(Records shown)

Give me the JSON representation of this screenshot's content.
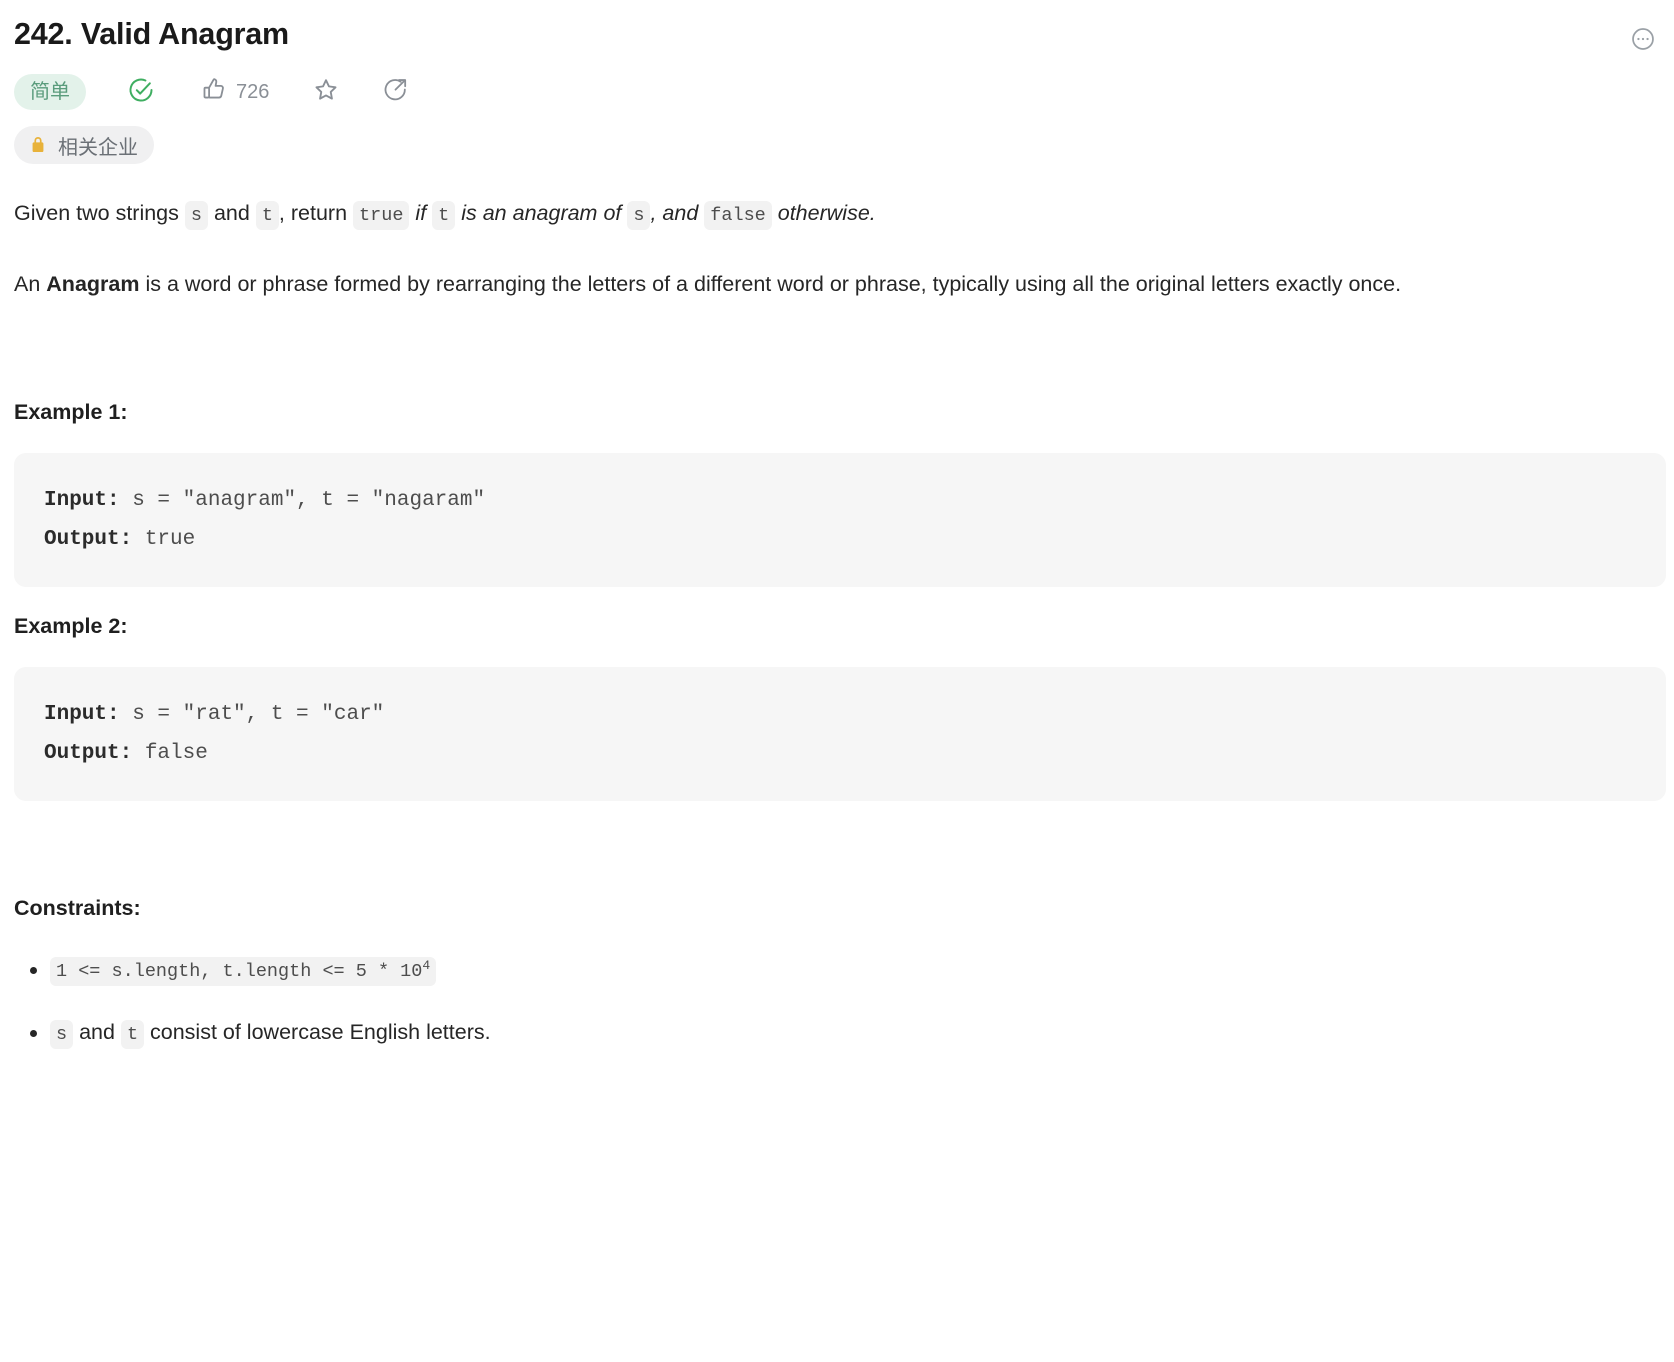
{
  "header": {
    "title": "242. Valid Anagram",
    "more_icon": "ellipsis-circle-icon"
  },
  "meta": {
    "difficulty": "简单",
    "accepted_icon": "check-circle-icon",
    "like_icon": "thumbs-up-icon",
    "like_count": "726",
    "star_icon": "star-icon",
    "share_icon": "share-circle-icon"
  },
  "company": {
    "lock_icon": "lock-icon",
    "label": "相关企业"
  },
  "description": {
    "p1": {
      "t1": "Given two strings ",
      "c1": "s",
      "t2": " and ",
      "c2": "t",
      "t3": ", return ",
      "c3": "true",
      "i1": " if ",
      "c4": "t",
      "i2": " is an anagram of ",
      "c5": "s",
      "i3": ", and ",
      "c6": "false",
      "i4": " otherwise."
    },
    "p2": {
      "t1": "An ",
      "b1": "Anagram",
      "t2": " is a word or phrase formed by rearranging the letters of a different word or phrase, typically using all the original letters exactly once."
    }
  },
  "examples": [
    {
      "heading": "Example 1:",
      "input_label": "Input:",
      "input_value": " s = \"anagram\", t = \"nagaram\"",
      "output_label": "Output:",
      "output_value": " true"
    },
    {
      "heading": "Example 2:",
      "input_label": "Input:",
      "input_value": " s = \"rat\", t = \"car\"",
      "output_label": "Output:",
      "output_value": " false"
    }
  ],
  "constraints": {
    "heading": "Constraints:",
    "item1": {
      "code_main": "1 <= s.length, t.length <= 5 * 10",
      "code_sup": "4"
    },
    "item2": {
      "c1": "s",
      "t1": " and ",
      "c2": "t",
      "t2": " consist of lowercase English letters."
    }
  },
  "colors": {
    "difficulty_bg": "#e3f2ea",
    "difficulty_fg": "#5a9c7c",
    "accepted_green": "#3fae61",
    "lock_gold": "#e8b23a",
    "code_bg": "#f6f6f6",
    "chip_bg": "#f2f2f2"
  }
}
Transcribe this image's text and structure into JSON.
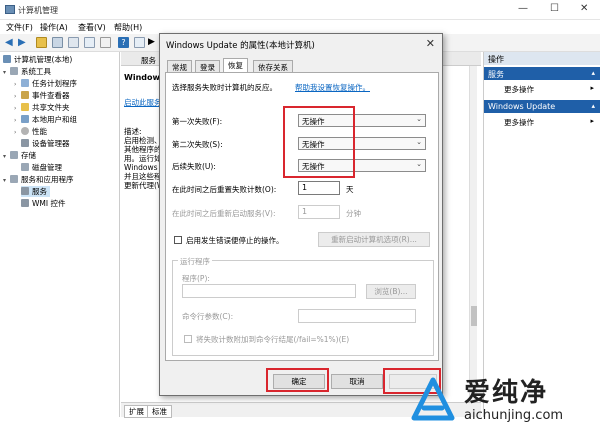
{
  "window": {
    "title": "计算机管理"
  },
  "menu": [
    "文件(F)",
    "操作(A)",
    "查看(V)",
    "帮助(H)"
  ],
  "tree": {
    "items": [
      {
        "label": "计算机管理(本地)",
        "level": 0
      },
      {
        "label": "系统工具",
        "level": 1
      },
      {
        "label": "任务计划程序",
        "level": 2
      },
      {
        "label": "事件查看器",
        "level": 2
      },
      {
        "label": "共享文件夹",
        "level": 2
      },
      {
        "label": "本地用户和组",
        "level": 2
      },
      {
        "label": "性能",
        "level": 2
      },
      {
        "label": "设备管理器",
        "level": 2
      },
      {
        "label": "存储",
        "level": 1
      },
      {
        "label": "磁盘管理",
        "level": 2
      },
      {
        "label": "服务和应用程序",
        "level": 1
      },
      {
        "label": "服务",
        "level": 2
      },
      {
        "label": "WMI 控件",
        "level": 2
      }
    ]
  },
  "center": {
    "header": "服务",
    "service_name": "Windows",
    "start_link": "启动此服务",
    "desc_lines": [
      "描述:",
      "启用检测、",
      "其他程序的",
      "用。运行如",
      "Windows",
      "并且这些程",
      "更新代理(W"
    ]
  },
  "bottom_tabs": [
    "扩展",
    "标准"
  ],
  "actions": {
    "header": "操作",
    "section1": "服务",
    "item1": "更多操作",
    "section2": "Windows Update",
    "item2": "更多操作"
  },
  "dialog": {
    "title": "Windows Update 的属性(本地计算机)",
    "tabs": [
      "常规",
      "登录",
      "恢复",
      "依存关系"
    ],
    "active_tab": "恢复",
    "intro": "选择服务失败时计算机的反应。",
    "help_link": "帮助我设置恢复操作。",
    "first_failure_label": "第一次失败(F):",
    "first_failure_value": "无操作",
    "second_failure_label": "第二次失败(S):",
    "second_failure_value": "无操作",
    "subsequent_failure_label": "后续失败(U):",
    "subsequent_failure_value": "无操作",
    "reset_after_label": "在此时间之后重置失败计数(O):",
    "reset_after_value": "1",
    "reset_unit": "天",
    "restart_after_label": "在此时间之后重新启动服务(V):",
    "restart_after_value": "1",
    "restart_unit": "分钟",
    "enable_actions_label": "启用发生错误便停止的操作。",
    "restart_options_button": "重新启动计算机选项(R)...",
    "run_program_group": "运行程序",
    "program_label": "程序(P):",
    "browse_button": "浏览(B)...",
    "cmd_params_label": "命令行参数(C):",
    "append_fail_label": "将失败计数附加到命令行结尾(/fail=%1%)(E)",
    "ok_button": "确定",
    "cancel_button": "取消"
  },
  "watermark": {
    "brand": "爱纯净",
    "url": "aichunjing.com",
    "colors": {
      "logo": "#1f8fe0",
      "text": "#222222"
    }
  },
  "colors": {
    "highlight": "#d9262e",
    "link": "#0a66c2",
    "selection": "#cce4f7"
  }
}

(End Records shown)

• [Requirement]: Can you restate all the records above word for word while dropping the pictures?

• [Task output]:
Give me the JSON representation of this screenshot's content.
{
  "header": {
    "title": "242. Valid Anagram",
    "more_icon": "ellipsis-circle-icon"
  },
  "meta": {
    "difficulty": "简单",
    "accepted_icon": "check-circle-icon",
    "like_icon": "thumbs-up-icon",
    "like_count": "726",
    "star_icon": "star-icon",
    "share_icon": "share-circle-icon"
  },
  "company": {
    "lock_icon": "lock-icon",
    "label": "相关企业"
  },
  "description": {
    "p1": {
      "t1": "Given two strings ",
      "c1": "s",
      "t2": " and ",
      "c2": "t",
      "t3": ", return ",
      "c3": "true",
      "i1": " if ",
      "c4": "t",
      "i2": " is an anagram of ",
      "c5": "s",
      "i3": ", and ",
      "c6": "false",
      "i4": " otherwise."
    },
    "p2": {
      "t1": "An ",
      "b1": "Anagram",
      "t2": " is a word or phrase formed by rearranging the letters of a different word or phrase, typically using all the original letters exactly once."
    }
  },
  "examples": [
    {
      "heading": "Example 1:",
      "input_label": "Input:",
      "input_value": " s = \"anagram\", t = \"nagaram\"",
      "output_label": "Output:",
      "output_value": " true"
    },
    {
      "heading": "Example 2:",
      "input_label": "Input:",
      "input_value": " s = \"rat\", t = \"car\"",
      "output_label": "Output:",
      "output_value": " false"
    }
  ],
  "constraints": {
    "heading": "Constraints:",
    "item1": {
      "code_main": "1 <= s.length, t.length <= 5 * 10",
      "code_sup": "4"
    },
    "item2": {
      "c1": "s",
      "t1": " and ",
      "c2": "t",
      "t2": " consist of lowercase English letters."
    }
  },
  "colors": {
    "difficulty_bg": "#e3f2ea",
    "difficulty_fg": "#5a9c7c",
    "accepted_green": "#3fae61",
    "lock_gold": "#e8b23a",
    "code_bg": "#f6f6f6",
    "chip_bg": "#f2f2f2"
  }
}
Transcribe this image's text and structure into JSON.
{
  "window": {
    "title": "计算机管理"
  },
  "menu": [
    "文件(F)",
    "操作(A)",
    "查看(V)",
    "帮助(H)"
  ],
  "tree": {
    "items": [
      {
        "label": "计算机管理(本地)",
        "level": 0
      },
      {
        "label": "系统工具",
        "level": 1
      },
      {
        "label": "任务计划程序",
        "level": 2
      },
      {
        "label": "事件查看器",
        "level": 2
      },
      {
        "label": "共享文件夹",
        "level": 2
      },
      {
        "label": "本地用户和组",
        "level": 2
      },
      {
        "label": "性能",
        "level": 2
      },
      {
        "label": "设备管理器",
        "level": 2
      },
      {
        "label": "存储",
        "level": 1
      },
      {
        "label": "磁盘管理",
        "level": 2
      },
      {
        "label": "服务和应用程序",
        "level": 1
      },
      {
        "label": "服务",
        "level": 2
      },
      {
        "label": "WMI 控件",
        "level": 2
      }
    ]
  },
  "center": {
    "header": "服务",
    "service_name": "Windows",
    "start_link": "启动此服务",
    "desc_lines": [
      "描述:",
      "启用检测、",
      "其他程序的",
      "用。运行如",
      "Windows",
      "并且这些程",
      "更新代理(W"
    ]
  },
  "bottom_tabs": [
    "扩展",
    "标准"
  ],
  "actions": {
    "header": "操作",
    "section1": "服务",
    "item1": "更多操作",
    "section2": "Windows Update",
    "item2": "更多操作"
  },
  "dialog": {
    "title": "Windows Update 的属性(本地计算机)",
    "tabs": [
      "常规",
      "登录",
      "恢复",
      "依存关系"
    ],
    "active_tab": "恢复",
    "intro": "选择服务失败时计算机的反应。",
    "help_link": "帮助我设置恢复操作。",
    "first_failure_label": "第一次失败(F):",
    "first_failure_value": "无操作",
    "second_failure_label": "第二次失败(S):",
    "second_failure_value": "无操作",
    "subsequent_failure_label": "后续失败(U):",
    "subsequent_failure_value": "无操作",
    "reset_after_label": "在此时间之后重置失败计数(O):",
    "reset_after_value": "1",
    "reset_unit": "天",
    "restart_after_label": "在此时间之后重新启动服务(V):",
    "restart_after_value": "1",
    "restart_unit": "分钟",
    "enable_actions_label": "启用发生错误便停止的操作。",
    "restart_options_button": "重新启动计算机选项(R)...",
    "run_program_group": "运行程序",
    "program_label": "程序(P):",
    "browse_button": "浏览(B)...",
    "cmd_params_label": "命令行参数(C):",
    "append_fail_label": "将失败计数附加到命令行结尾(/fail=%1%)(E)",
    "ok_button": "确定",
    "cancel_button": "取消"
  },
  "watermark": {
    "brand": "爱纯净",
    "url": "aichunjing.com",
    "colors": {
      "logo": "#1f8fe0",
      "text": "#222222"
    }
  },
  "colors": {
    "highlight": "#d9262e",
    "link": "#0a66c2",
    "selection": "#cce4f7"
  }
}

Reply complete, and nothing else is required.